Journal of Behavioral Medicine

, Volume 25, Issue 1, pp 1–16

Anger, and Plasma Lipid, Lipoprotein, and Glucose Levels in Healthy Women: The Mediating Role of Physical Fitness

Authors

  • Aron Wolfe Siegman
    • University of Maryland
    • U.S. Army Physical Fitness Research Institute
  • Amy R. Malkin
    • University of Maryland
    • U.S. Army Physical Fitness Research Institute
  • Stephen Boyle
    • University of Maryland
    • U.S. Army Physical Fitness Research Institute
  • Mark Vaitkus
    • University of Maryland
    • U.S. Army Physical Fitness Research Institute
  • William Barko
    • University of Maryland
    • U.S. Army Physical Fitness Research Institute
  • Edward Franco
    • University of Maryland
    • U.S. Army Physical Fitness Research Institute
Article

DOI: 10.1023/A:1013558000465

Cite this article as:
Siegman, A.W., Malkin, A.R., Boyle, S. et al. J Behav Med (2002) 25: 1. doi:10.1023/A:1013558000465

Abstract

The association between anger, lipid profiles, and glucose levels were examined in this study of 103 middle aged, healthy women. A principal component factor analysis of Spielberger's Trait Anger and Anger Expression scales yielded two anger factors: Impulsive Anger-Out and Neurotic Anger. Impulsive anger-out significantly predicted a negative lipid profile (high total serum cholesterol (TSC), low density lipoproteins (LDL), TSC/HDL (high density lipids), and triglyceride levels) and heightened glucose levels, but only in physically unfit women. Neurotic anger did not predict lipid and glucose levels. These findings parallel previous findings regarding the two anger dimensions and CHD, with only impulsive anger-out predicting CHD. Furthermore, our findings indicate that the protective effect of physical fitness, previously documented for men, also occurs in women.
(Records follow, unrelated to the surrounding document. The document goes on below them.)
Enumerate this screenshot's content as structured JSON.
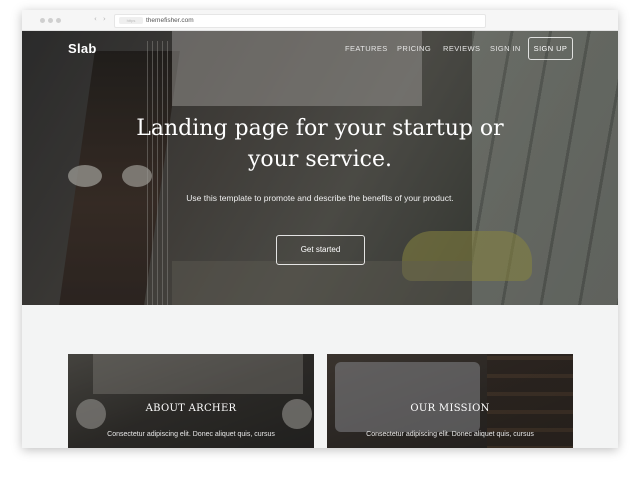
{
  "browser": {
    "url_badge": "https",
    "url": "themefisher.com",
    "nav_arrows": "‹ ›"
  },
  "site": {
    "logo": "Slab",
    "nav": {
      "features": "FEATURES",
      "pricing": "PRICING",
      "reviews": "REVIEWS",
      "sign_in": "SIGN IN",
      "sign_up": "SIGN UP"
    }
  },
  "hero": {
    "headline_line1": "Landing page for your startup or",
    "headline_line2": "your service.",
    "subtitle": "Use this template to promote and describe the benefits of your product.",
    "cta": "Get started"
  },
  "cards": [
    {
      "title": "ABOUT ARCHER",
      "text": "Consectetur adipiscing elit. Donec aliquet quis, cursus"
    },
    {
      "title": "OUR MISSION",
      "text": "Consectetur adipiscing elit. Donec aliquet quis, cursus"
    }
  ],
  "colors": {
    "hero_overlay": "#1f1f1f",
    "section_bg": "#f3f4f4",
    "text_on_dark": "#ffffff"
  }
}
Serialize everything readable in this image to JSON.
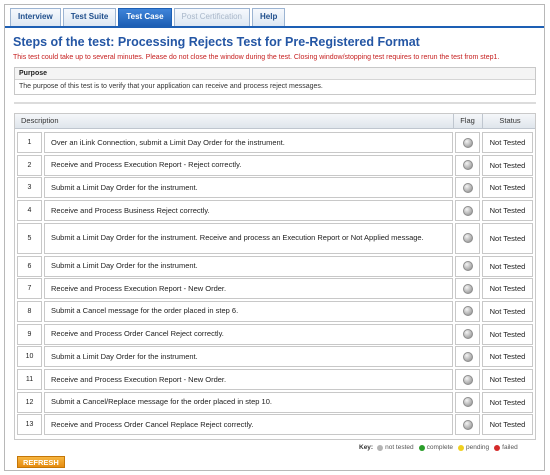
{
  "tabs": [
    {
      "label": "Interview",
      "state": "normal"
    },
    {
      "label": "Test Suite",
      "state": "normal"
    },
    {
      "label": "Test Case",
      "state": "active"
    },
    {
      "label": "Post Certification",
      "state": "disabled"
    },
    {
      "label": "Help",
      "state": "normal"
    }
  ],
  "page": {
    "title": "Steps of the test: Processing Rejects Test for Pre-Registered Format",
    "warning": "This test could take up to several minutes. Please do not close the window during the test. Closing window/stopping test requires to rerun the test from step1."
  },
  "purpose": {
    "heading": "Purpose",
    "text": "The purpose of this test is to verify that your application can receive and process reject messages."
  },
  "table": {
    "headers": {
      "description": "Description",
      "flag": "Flag",
      "status": "Status"
    },
    "rows": [
      {
        "num": "1",
        "desc": "Over an iLink Connection, submit a Limit Day Order for the instrument.",
        "status": "Not Tested"
      },
      {
        "num": "2",
        "desc": "Receive and Process Execution Report - Reject correctly.",
        "status": "Not Tested"
      },
      {
        "num": "3",
        "desc": "Submit a Limit Day Order for the instrument.",
        "status": "Not Tested"
      },
      {
        "num": "4",
        "desc": "Receive and Process Business Reject correctly.",
        "status": "Not Tested"
      },
      {
        "num": "5",
        "desc": "Submit a Limit Day Order for the instrument. Receive and process an Execution Report or Not Applied message.",
        "status": "Not Tested"
      },
      {
        "num": "6",
        "desc": "Submit a Limit Day Order for the instrument.",
        "status": "Not Tested"
      },
      {
        "num": "7",
        "desc": "Receive and Process Execution Report - New Order.",
        "status": "Not Tested"
      },
      {
        "num": "8",
        "desc": "Submit a Cancel message for the order placed in step 6.",
        "status": "Not Tested"
      },
      {
        "num": "9",
        "desc": "Receive and Process Order Cancel Reject correctly.",
        "status": "Not Tested"
      },
      {
        "num": "10",
        "desc": "Submit a Limit Day Order for the instrument.",
        "status": "Not Tested"
      },
      {
        "num": "11",
        "desc": "Receive and Process Execution Report - New Order.",
        "status": "Not Tested"
      },
      {
        "num": "12",
        "desc": "Submit a Cancel/Replace message for the order placed in step 10.",
        "status": "Not Tested"
      },
      {
        "num": "13",
        "desc": "Receive and Process Order Cancel Replace Reject correctly.",
        "status": "Not Tested"
      }
    ],
    "flag_icon": "gray-status-dot-icon"
  },
  "key": {
    "label": "Key:",
    "items": [
      {
        "label": "not tested",
        "color": "#b5b5b5"
      },
      {
        "label": "complete",
        "color": "#2a9d2a"
      },
      {
        "label": "pending",
        "color": "#f0d020"
      },
      {
        "label": "failed",
        "color": "#d42a2a"
      }
    ]
  },
  "buttons": {
    "refresh": "REFRESH"
  },
  "colors": {
    "accent": "#1d5fb4",
    "title": "#2456a4",
    "warning": "#c62020",
    "refresh": "#e58b10"
  }
}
impulsive angerneurotic angercholesterolglucose levelsphysical fitness

Copyright information

© Plenum Publishing Corporation 2002